The Minnesota Timberwolves are set to have one busy draft day.
The Timberwolves agreed to trade guards Randy Foye and Mike Miller to the Washington Wizards for the fifth overall draft pick and three players, leaving Minnesota with four first-round choices and plenty of ammunition to do even more wheeling and dealing.
Two NBA officials with knowledge of the deal confirmed that the trade had been agreed upon Tuesday night. They spoke on condition of anonymity because the deal had not been completed.
The deal would give Minnesota the fifth and sixth overall selections in Thursday's NBA draft, as well as forwards Etan Thomas, Darius Songaila and Oleksiy Pecherov.
Yahoo! Sports first reported the trade.
New Minnesota Timberwolves president David Kahn declined comment through a team spokesman on Tuesday night, perhaps because he may not be finished trading.
The Timberwolves also have the 18th and 28th selections in the first round, giving them the resources to potentially trade up even higher and go after either Spanish guard Ricky Rubio or Connecticut center Hasheem Thabeet.
Speaking after a prospect workout Tuesday morning before the deal had been reported, Kahn praised the 7-foot-3 Thabeet, who could give the team a sorely needed defensive presence next to Al Jefferson and Kevin Love up front.
"You could say that would complete our front line if we had somebody of that size and rim-protecting capability," Kahn said. "You could actually make an argument, and I'm not making that for me right now, but somebody could make that argument, that he would be the perfect fit."
Smoke screen? Difficult to say, given the Timberwolves have been searching for a formidable presence practically since they entered the league in 1989. Thabeet averaged 13.6 points, 10.8 rebounds and 4.2 blocks and was co-Big East player of the year.
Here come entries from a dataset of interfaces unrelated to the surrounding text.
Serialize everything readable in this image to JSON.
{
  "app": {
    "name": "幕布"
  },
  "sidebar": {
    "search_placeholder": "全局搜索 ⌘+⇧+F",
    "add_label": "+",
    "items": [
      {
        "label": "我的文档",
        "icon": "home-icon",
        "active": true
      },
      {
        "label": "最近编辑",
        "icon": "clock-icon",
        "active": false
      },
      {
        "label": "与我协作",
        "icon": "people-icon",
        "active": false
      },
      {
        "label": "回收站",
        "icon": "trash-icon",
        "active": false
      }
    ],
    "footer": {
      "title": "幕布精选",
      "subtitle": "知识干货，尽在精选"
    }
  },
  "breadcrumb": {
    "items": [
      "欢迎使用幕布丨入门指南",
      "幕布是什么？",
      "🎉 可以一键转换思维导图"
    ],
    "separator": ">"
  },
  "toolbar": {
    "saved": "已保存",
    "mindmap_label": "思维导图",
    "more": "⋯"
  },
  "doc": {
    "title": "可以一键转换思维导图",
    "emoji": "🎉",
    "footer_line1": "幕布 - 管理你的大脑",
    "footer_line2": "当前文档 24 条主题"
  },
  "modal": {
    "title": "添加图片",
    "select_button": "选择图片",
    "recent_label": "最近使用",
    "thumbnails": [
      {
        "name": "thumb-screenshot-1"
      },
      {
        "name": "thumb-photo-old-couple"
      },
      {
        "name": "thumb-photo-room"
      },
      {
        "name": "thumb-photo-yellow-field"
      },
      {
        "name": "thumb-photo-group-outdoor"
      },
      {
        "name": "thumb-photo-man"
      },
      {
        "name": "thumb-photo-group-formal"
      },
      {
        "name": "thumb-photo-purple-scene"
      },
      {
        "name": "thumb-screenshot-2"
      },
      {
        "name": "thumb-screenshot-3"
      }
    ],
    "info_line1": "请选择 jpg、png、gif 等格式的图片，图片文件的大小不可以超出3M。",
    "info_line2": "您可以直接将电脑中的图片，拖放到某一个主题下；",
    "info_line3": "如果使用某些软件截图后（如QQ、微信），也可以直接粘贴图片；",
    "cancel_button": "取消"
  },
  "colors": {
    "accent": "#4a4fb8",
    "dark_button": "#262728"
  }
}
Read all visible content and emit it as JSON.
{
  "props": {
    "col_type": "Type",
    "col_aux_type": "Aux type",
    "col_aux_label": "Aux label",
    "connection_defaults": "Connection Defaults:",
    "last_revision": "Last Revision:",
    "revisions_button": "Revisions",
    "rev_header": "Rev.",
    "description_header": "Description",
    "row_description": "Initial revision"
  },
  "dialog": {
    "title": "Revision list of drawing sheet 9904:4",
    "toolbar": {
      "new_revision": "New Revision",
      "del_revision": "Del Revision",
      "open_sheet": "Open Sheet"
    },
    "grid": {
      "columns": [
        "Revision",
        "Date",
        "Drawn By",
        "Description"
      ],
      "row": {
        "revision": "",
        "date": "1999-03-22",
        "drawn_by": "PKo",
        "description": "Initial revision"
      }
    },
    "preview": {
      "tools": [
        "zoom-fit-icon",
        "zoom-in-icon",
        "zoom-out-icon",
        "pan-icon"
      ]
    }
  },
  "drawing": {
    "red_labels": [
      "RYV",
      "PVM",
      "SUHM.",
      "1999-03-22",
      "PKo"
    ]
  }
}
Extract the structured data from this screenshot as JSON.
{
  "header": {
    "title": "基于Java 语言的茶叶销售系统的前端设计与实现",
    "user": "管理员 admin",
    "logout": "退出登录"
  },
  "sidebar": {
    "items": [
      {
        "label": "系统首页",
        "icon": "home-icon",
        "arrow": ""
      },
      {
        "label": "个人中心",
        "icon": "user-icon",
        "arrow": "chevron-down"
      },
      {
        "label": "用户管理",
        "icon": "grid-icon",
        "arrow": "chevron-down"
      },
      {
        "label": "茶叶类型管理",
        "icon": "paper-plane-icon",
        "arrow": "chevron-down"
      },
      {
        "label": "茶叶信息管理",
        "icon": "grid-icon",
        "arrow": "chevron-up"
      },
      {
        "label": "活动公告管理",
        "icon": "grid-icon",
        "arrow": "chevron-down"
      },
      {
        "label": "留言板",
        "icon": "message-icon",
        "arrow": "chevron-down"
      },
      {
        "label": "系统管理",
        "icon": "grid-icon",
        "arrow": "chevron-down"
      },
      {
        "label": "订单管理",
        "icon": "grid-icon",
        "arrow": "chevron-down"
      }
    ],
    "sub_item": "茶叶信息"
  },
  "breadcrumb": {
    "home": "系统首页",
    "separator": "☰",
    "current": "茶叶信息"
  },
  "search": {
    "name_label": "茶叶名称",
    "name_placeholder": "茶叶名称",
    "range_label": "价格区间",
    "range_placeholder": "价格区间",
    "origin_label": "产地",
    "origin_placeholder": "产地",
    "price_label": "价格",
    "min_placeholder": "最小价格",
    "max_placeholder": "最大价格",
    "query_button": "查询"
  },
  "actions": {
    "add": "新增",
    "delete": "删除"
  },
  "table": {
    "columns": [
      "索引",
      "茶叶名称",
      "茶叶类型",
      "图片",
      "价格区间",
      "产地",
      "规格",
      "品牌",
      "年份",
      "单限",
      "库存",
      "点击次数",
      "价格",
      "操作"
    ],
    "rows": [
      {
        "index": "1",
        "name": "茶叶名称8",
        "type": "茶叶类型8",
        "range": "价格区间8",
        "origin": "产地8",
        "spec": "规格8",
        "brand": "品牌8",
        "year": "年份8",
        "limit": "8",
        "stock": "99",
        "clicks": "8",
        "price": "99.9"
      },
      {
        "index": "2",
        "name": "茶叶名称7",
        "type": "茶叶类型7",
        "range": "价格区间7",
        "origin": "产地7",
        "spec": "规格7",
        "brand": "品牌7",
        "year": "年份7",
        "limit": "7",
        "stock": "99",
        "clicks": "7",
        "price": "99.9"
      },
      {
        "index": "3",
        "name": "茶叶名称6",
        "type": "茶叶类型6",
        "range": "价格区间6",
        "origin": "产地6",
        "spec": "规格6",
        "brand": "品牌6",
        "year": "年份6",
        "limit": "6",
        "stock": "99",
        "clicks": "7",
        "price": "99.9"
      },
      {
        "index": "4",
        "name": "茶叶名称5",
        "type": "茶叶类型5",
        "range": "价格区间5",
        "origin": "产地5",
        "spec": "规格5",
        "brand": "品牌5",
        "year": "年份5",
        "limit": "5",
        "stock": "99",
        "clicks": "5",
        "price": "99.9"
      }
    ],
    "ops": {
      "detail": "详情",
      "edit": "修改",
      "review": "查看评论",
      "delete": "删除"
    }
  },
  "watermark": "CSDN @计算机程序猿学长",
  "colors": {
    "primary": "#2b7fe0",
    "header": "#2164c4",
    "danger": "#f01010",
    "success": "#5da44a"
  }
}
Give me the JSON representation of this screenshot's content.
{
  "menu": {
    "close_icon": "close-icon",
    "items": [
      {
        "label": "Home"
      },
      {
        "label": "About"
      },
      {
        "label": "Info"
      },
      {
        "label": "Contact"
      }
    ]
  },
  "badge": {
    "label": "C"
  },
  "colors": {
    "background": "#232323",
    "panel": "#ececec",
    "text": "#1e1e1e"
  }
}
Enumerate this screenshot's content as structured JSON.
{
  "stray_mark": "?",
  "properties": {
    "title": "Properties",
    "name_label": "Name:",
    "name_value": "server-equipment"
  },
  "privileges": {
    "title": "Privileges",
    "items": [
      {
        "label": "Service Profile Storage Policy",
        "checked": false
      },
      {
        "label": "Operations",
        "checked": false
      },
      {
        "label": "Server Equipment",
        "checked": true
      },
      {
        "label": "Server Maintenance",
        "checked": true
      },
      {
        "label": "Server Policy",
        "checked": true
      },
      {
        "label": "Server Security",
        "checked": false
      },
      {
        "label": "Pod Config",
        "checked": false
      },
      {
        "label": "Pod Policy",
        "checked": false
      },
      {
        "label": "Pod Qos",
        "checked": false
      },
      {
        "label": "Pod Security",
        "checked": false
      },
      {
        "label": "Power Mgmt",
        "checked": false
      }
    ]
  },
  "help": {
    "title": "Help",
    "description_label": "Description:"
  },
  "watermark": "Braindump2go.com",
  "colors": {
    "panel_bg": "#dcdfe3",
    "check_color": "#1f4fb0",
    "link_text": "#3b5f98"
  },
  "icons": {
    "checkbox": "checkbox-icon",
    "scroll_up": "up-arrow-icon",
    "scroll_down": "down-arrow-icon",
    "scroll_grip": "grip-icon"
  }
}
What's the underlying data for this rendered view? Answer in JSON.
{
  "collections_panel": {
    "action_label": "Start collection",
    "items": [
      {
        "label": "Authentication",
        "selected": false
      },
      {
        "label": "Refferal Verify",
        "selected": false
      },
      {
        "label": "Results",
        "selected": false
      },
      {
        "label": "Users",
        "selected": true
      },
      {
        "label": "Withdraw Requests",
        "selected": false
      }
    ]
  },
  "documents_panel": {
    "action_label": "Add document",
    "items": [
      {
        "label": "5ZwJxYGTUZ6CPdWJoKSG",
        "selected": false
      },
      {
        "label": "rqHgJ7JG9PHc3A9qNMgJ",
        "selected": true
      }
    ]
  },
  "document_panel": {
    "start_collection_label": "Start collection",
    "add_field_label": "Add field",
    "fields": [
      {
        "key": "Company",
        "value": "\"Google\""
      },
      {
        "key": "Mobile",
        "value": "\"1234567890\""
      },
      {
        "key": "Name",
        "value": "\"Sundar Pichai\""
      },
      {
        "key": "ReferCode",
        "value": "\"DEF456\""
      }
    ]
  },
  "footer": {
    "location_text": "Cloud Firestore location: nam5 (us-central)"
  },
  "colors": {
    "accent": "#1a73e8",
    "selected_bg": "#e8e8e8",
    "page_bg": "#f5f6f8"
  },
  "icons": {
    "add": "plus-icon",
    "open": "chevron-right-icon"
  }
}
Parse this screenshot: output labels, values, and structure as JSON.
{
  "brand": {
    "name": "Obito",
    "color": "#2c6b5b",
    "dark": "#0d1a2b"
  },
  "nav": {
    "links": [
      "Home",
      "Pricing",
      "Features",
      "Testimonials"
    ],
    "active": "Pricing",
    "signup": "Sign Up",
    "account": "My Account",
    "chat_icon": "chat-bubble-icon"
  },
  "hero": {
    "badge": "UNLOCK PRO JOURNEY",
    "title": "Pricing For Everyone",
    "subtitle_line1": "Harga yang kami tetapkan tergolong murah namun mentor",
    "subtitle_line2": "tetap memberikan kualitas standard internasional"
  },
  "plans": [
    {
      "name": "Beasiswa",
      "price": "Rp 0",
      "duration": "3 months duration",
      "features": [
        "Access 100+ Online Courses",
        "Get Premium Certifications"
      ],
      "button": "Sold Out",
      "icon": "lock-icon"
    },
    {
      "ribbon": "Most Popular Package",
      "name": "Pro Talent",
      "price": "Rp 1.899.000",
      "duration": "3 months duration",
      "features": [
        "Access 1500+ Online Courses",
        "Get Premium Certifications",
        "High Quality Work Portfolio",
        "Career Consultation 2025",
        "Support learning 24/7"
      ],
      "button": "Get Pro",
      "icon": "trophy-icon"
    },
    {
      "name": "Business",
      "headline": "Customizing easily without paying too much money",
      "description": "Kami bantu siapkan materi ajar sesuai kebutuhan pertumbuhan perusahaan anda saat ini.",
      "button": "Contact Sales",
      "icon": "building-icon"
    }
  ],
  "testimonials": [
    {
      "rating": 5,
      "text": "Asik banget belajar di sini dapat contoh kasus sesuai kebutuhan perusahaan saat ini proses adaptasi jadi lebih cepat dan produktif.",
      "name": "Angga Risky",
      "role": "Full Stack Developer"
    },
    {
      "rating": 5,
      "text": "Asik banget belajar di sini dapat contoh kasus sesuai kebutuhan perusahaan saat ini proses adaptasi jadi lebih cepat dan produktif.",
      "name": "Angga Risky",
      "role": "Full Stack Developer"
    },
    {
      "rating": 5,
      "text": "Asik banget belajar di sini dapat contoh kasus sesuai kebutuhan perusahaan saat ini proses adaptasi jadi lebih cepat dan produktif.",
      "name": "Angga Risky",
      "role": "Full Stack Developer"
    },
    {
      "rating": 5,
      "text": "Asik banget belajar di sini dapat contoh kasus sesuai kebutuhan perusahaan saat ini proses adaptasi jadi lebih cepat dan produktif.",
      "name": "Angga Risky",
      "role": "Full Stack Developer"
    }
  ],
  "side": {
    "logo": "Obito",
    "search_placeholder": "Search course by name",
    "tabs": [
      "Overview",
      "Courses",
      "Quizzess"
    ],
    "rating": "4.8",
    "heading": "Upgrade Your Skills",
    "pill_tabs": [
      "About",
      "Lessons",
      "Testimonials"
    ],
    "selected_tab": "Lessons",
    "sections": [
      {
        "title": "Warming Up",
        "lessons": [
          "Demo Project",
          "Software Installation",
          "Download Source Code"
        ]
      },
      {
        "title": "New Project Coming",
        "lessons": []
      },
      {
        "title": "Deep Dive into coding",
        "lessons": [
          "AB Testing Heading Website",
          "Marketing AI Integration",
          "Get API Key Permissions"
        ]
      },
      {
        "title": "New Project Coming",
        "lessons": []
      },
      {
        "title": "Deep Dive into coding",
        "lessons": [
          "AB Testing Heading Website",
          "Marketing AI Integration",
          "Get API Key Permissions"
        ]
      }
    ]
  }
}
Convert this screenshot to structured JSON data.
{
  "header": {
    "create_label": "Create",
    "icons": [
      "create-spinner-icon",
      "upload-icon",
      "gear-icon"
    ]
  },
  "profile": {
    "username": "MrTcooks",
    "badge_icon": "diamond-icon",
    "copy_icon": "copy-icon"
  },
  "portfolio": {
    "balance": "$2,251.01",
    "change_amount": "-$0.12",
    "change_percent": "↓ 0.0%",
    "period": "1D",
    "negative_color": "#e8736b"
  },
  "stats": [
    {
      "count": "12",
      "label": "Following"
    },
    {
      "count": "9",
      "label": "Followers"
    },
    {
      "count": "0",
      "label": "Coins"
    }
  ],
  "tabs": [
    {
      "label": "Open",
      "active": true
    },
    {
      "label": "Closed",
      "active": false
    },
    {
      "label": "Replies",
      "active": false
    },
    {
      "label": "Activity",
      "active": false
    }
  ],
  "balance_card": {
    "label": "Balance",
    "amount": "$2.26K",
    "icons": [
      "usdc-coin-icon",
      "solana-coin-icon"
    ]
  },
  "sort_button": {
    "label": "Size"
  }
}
The Wizards, unlike most lottery teams, feel they can afford to deal a high first-round draft pick because they're already adding a major impact player next season. Gilbert Arenas is expected to return at full strength after missing most of the last two seasons due to multiple knee surgeries, putting Washington in contention to return to the playoffs immediately despite coming off a 19-63 season that matched the worst 82-game record in franchise history.
The Wizards also have a plentiful supply of youngsters who are supposedly up-and-coming _ Nick Young, JaVale McGee, Andray Blatche, Dominic McGuire _ and are in need of more veteran poise in the locker room rather than another developing rookie.
Plus the deal with the Timberwolves gives them a veteran shooter in Miller and a young combo guard in Foye, who may benefit from a change of scenery.
Foye has been dogged by comparisons to Portland star Brandon Roy ever since the two were swapped on draft night in 2006. Roy developed into an All-Star and one of the best young players in the game. Foye has been solid, but not spectacular, and missed most of his second season with a knee injury.
He picked up some of the scoring load when Al Jefferson went down with a knee injury in February. Foye averaged 16.3 points and 4.3 assists, but the Wolves had difficulty deciding whether to play him at point guard or shooting guard, and fans never let him forget he's been out-performed by Roy.
Miller came to Minnesota from Memphis nearly one year ago in a package that included Kevin Love in exchange for O.J. Mayo and a handful of retreads.
Viewed as one of the best perimeter shooters in the game, Miller played a far more passive game in his only season with the Wolves. He averaged a career-low 9.9 points per game.
Thomas has an opt-out clause in his contract that would allow him to become a free agent on July 1. He averaged 3.1 points and 2.5 rebounds in just 26 games last season for the Wizards.
Songaila averaged 7.4 points and 2.9 rebounds in 77 games last season.
AP Sports Writer Joseph White in Washington contributed to this report.